P16, a gene that inhibits cell division, increases 10 to 20 fold between the ages of 20 and 80, making it a molecular marker of aging. Work by Dr. Muss and colleagues has shown that standard breast cancer chemotherapy ages the immune system in both older and younger women by increasing p16 levels up to 200 percent in immune cells (T-lymphocytes). According to their data, those patients with a greater change in p16 levels during chemotherapy are more likely to have greater hematologic toxicity, a side effect that affects blood cells. Dr. Muss will continue to examine the long-term effects of these changes in the coming year. In addition, he and his team are testing a walking program to see if incorporating an easy exercise regimen can diminish the aging of immune cells associated with chemotherapy and maintain or improve function during adjuvant treatment. They will utilize patient reported outcomes on side-effects of treatment and functional changes, measurement of exercise using a fitness tracker (Fitbit™), assessment of lean body mass, and quality of life in their analyses.
Dr. Muss is an experienced clinician-scientist, a Professor of Medicine at the University of North Carolina School of Medicine, and the Director of the Geriatric Oncology Program at the UNC Lineberger Comprehensive Cancer Center Program. He has a major interest and research expertise in the care of women with breast cancer and has developed and been PI of multiple clinical and translational trials. He was the lead author of a CALGB trial and seminal NEJM article that compared standard with oral chemotherapy in older women with early stage breast cancer. In addition, he has previously chaired the Breast Committee of the CALGB and currently is co-chair the Alliance (NCI Cooperative Group) Committee on Cancer in the Elderly. He has been Medical Oncology Chair and a member of the board of Directors of the American Board of Internal Medicine, and a member of the Board of Directors of the American Society of Clinical Oncology (ASCO) and the Conquer Cancer Foundation. He was awarded the B.J. Kennedy Award in Geriatric Oncology by ASCO, and was awarded the Susan G. Komen for the Cure Brinker Award for Scientific Distinction in Clinical Research in 2012. He served in the US Army in Vietnam where he was awarded the Bronze Star medal.
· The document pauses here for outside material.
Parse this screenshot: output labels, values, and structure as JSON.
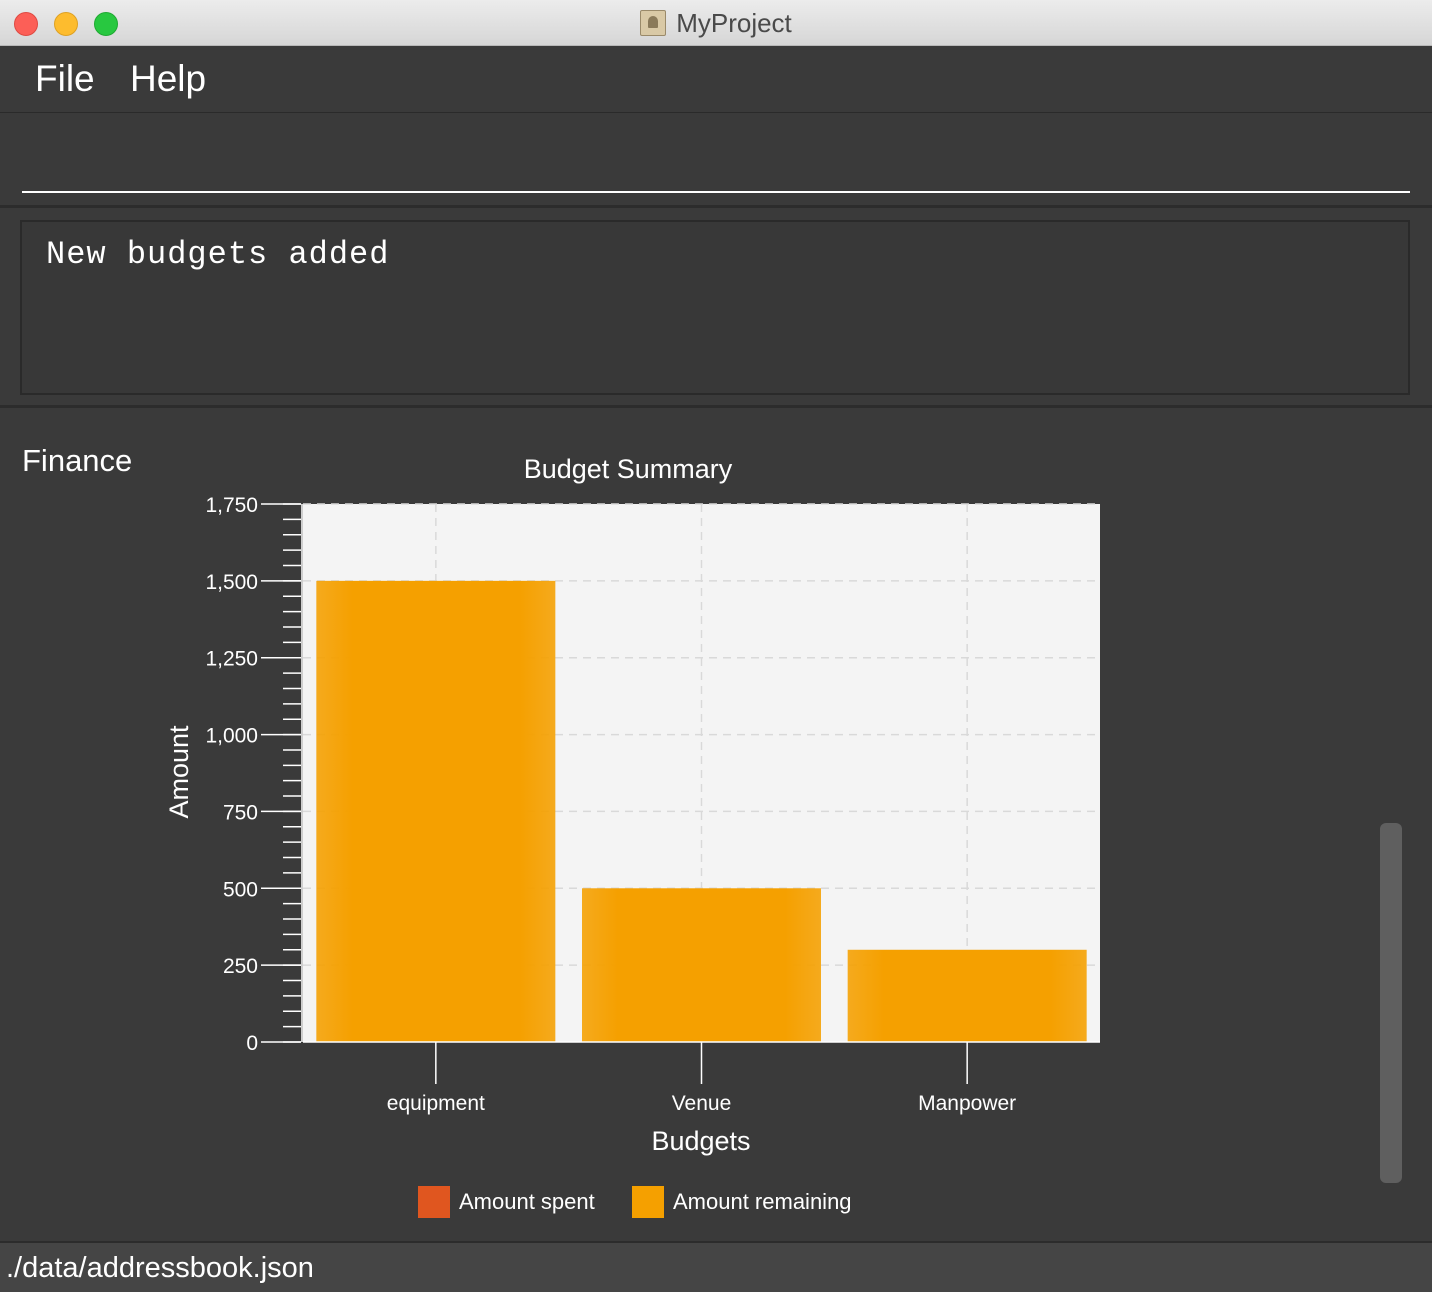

His current research focuses on geriatric oncology and breast cancer, with a special interest in breast cancer in older women.